▸ **WHAT YOU NEED TO DO**
Output every entry exactly as written, skipping any pictures.

#####

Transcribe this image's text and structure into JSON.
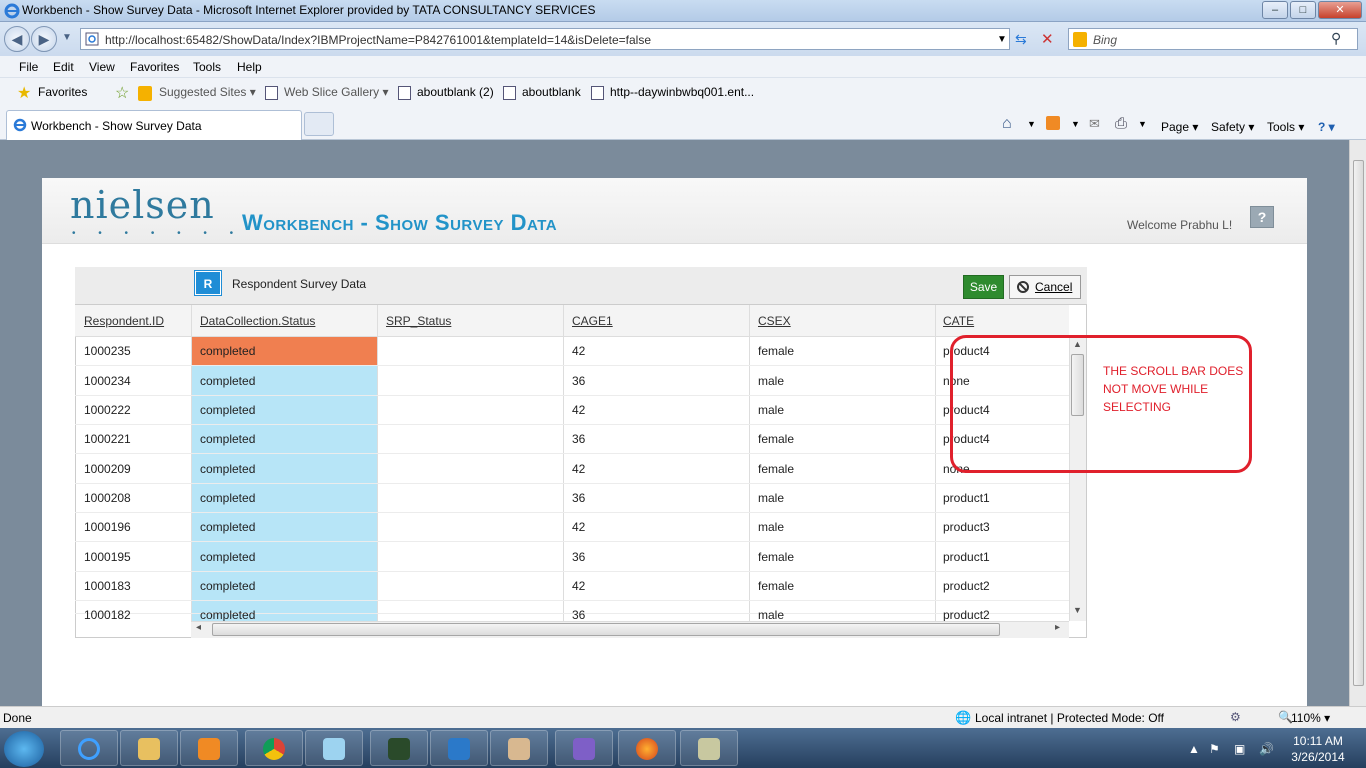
{
  "window": {
    "title": "Workbench - Show Survey Data - Microsoft Internet Explorer provided by TATA CONSULTANCY SERVICES",
    "min": "–",
    "max": "□",
    "close": "✕"
  },
  "address": {
    "url": "http://localhost:65482/ShowData/Index?IBMProjectName=P842761001&templateId=14&isDelete=false",
    "search_placeholder": "Bing"
  },
  "menu": [
    "File",
    "Edit",
    "View",
    "Favorites",
    "Tools",
    "Help"
  ],
  "favorites_bar": {
    "favorites": "Favorites",
    "items": [
      "Suggested Sites ▾",
      "Web Slice Gallery ▾",
      "aboutblank (2)",
      "aboutblank",
      "http--daywinbwbq001.ent..."
    ]
  },
  "tab": {
    "title": "Workbench - Show Survey Data"
  },
  "command_bar": {
    "page": "Page ▾",
    "safety": "Safety ▾",
    "tools": "Tools ▾",
    "help": "? ▾"
  },
  "app": {
    "logo": "nielsen",
    "logo_dots": "• • • • • • •",
    "title": "Workbench - Show Survey Data",
    "welcome": "Welcome Prabhu L!",
    "help": "?"
  },
  "grid": {
    "badge": "R",
    "title": "Respondent Survey Data",
    "save": "Save",
    "cancel": "Cancel",
    "columns": [
      "Respondent.ID",
      "DataCollection.Status",
      "SRP_Status",
      "CAGE1",
      "CSEX",
      "CATE"
    ],
    "rows": [
      [
        "1000235",
        "completed",
        "",
        "42",
        "female",
        "product4"
      ],
      [
        "1000234",
        "completed",
        "",
        "36",
        "male",
        "none"
      ],
      [
        "1000222",
        "completed",
        "",
        "42",
        "male",
        "product4"
      ],
      [
        "1000221",
        "completed",
        "",
        "36",
        "female",
        "product4"
      ],
      [
        "1000209",
        "completed",
        "",
        "42",
        "female",
        "none"
      ],
      [
        "1000208",
        "completed",
        "",
        "36",
        "male",
        "product1"
      ],
      [
        "1000196",
        "completed",
        "",
        "42",
        "male",
        "product3"
      ],
      [
        "1000195",
        "completed",
        "",
        "36",
        "female",
        "product1"
      ],
      [
        "1000183",
        "completed",
        "",
        "42",
        "female",
        "product2"
      ],
      [
        "1000182",
        "completed",
        "",
        "36",
        "male",
        "product2"
      ]
    ],
    "selected_cell_color": "#f07f50",
    "status_column_color": "#b7e5f7"
  },
  "annotation": {
    "text": "THE SCROLL BAR DOES NOT MOVE WHILE SELECTING",
    "color": "#e0202c"
  },
  "status": {
    "left": "Done",
    "zone": "Local intranet | Protected Mode: Off",
    "zoom": "110% ▾"
  },
  "taskbar": {
    "time": "10:11 AM",
    "date": "3/26/2014"
  }
}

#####

▸ **OUTPUT FOR THIS TASK**
Transcribe this image's text and structure into JSON.
{
  "window": {
    "title": "Workbench - Show Survey Data - Microsoft Internet Explorer provided by TATA CONSULTANCY SERVICES",
    "min": "–",
    "max": "□",
    "close": "✕"
  },
  "address": {
    "url": "http://localhost:65482/ShowData/Index?IBMProjectName=P842761001&templateId=14&isDelete=false",
    "search_placeholder": "Bing"
  },
  "menu": [
    "File",
    "Edit",
    "View",
    "Favorites",
    "Tools",
    "Help"
  ],
  "favorites_bar": {
    "favorites": "Favorites",
    "items": [
      "Suggested Sites ▾",
      "Web Slice Gallery ▾",
      "aboutblank (2)",
      "aboutblank",
      "http--daywinbwbq001.ent..."
    ]
  },
  "tab": {
    "title": "Workbench - Show Survey Data"
  },
  "command_bar": {
    "page": "Page ▾",
    "safety": "Safety ▾",
    "tools": "Tools ▾",
    "help": "? ▾"
  },
  "app": {
    "logo": "nielsen",
    "logo_dots": "• • • • • • •",
    "title": "Workbench - Show Survey Data",
    "welcome": "Welcome Prabhu L!",
    "help": "?"
  },
  "grid": {
    "badge": "R",
    "title": "Respondent Survey Data",
    "save": "Save",
    "cancel": "Cancel",
    "columns": [
      "Respondent.ID",
      "DataCollection.Status",
      "SRP_Status",
      "CAGE1",
      "CSEX",
      "CATE"
    ],
    "rows": [
      [
        "1000235",
        "completed",
        "",
        "42",
        "female",
        "product4"
      ],
      [
        "1000234",
        "completed",
        "",
        "36",
        "male",
        "none"
      ],
      [
        "1000222",
        "completed",
        "",
        "42",
        "male",
        "product4"
      ],
      [
        "1000221",
        "completed",
        "",
        "36",
        "female",
        "product4"
      ],
      [
        "1000209",
        "completed",
        "",
        "42",
        "female",
        "none"
      ],
      [
        "1000208",
        "completed",
        "",
        "36",
        "male",
        "product1"
      ],
      [
        "1000196",
        "completed",
        "",
        "42",
        "male",
        "product3"
      ],
      [
        "1000195",
        "completed",
        "",
        "36",
        "female",
        "product1"
      ],
      [
        "1000183",
        "completed",
        "",
        "42",
        "female",
        "product2"
      ],
      [
        "1000182",
        "completed",
        "",
        "36",
        "male",
        "product2"
      ]
    ],
    "selected_cell_color": "#f07f50",
    "status_column_color": "#b7e5f7"
  },
  "annotation": {
    "text": "THE SCROLL BAR DOES NOT MOVE WHILE SELECTING",
    "color": "#e0202c"
  },
  "status": {
    "left": "Done",
    "zone": "Local intranet | Protected Mode: Off",
    "zoom": "110% ▾"
  },
  "taskbar": {
    "time": "10:11 AM",
    "date": "3/26/2014"
  }
}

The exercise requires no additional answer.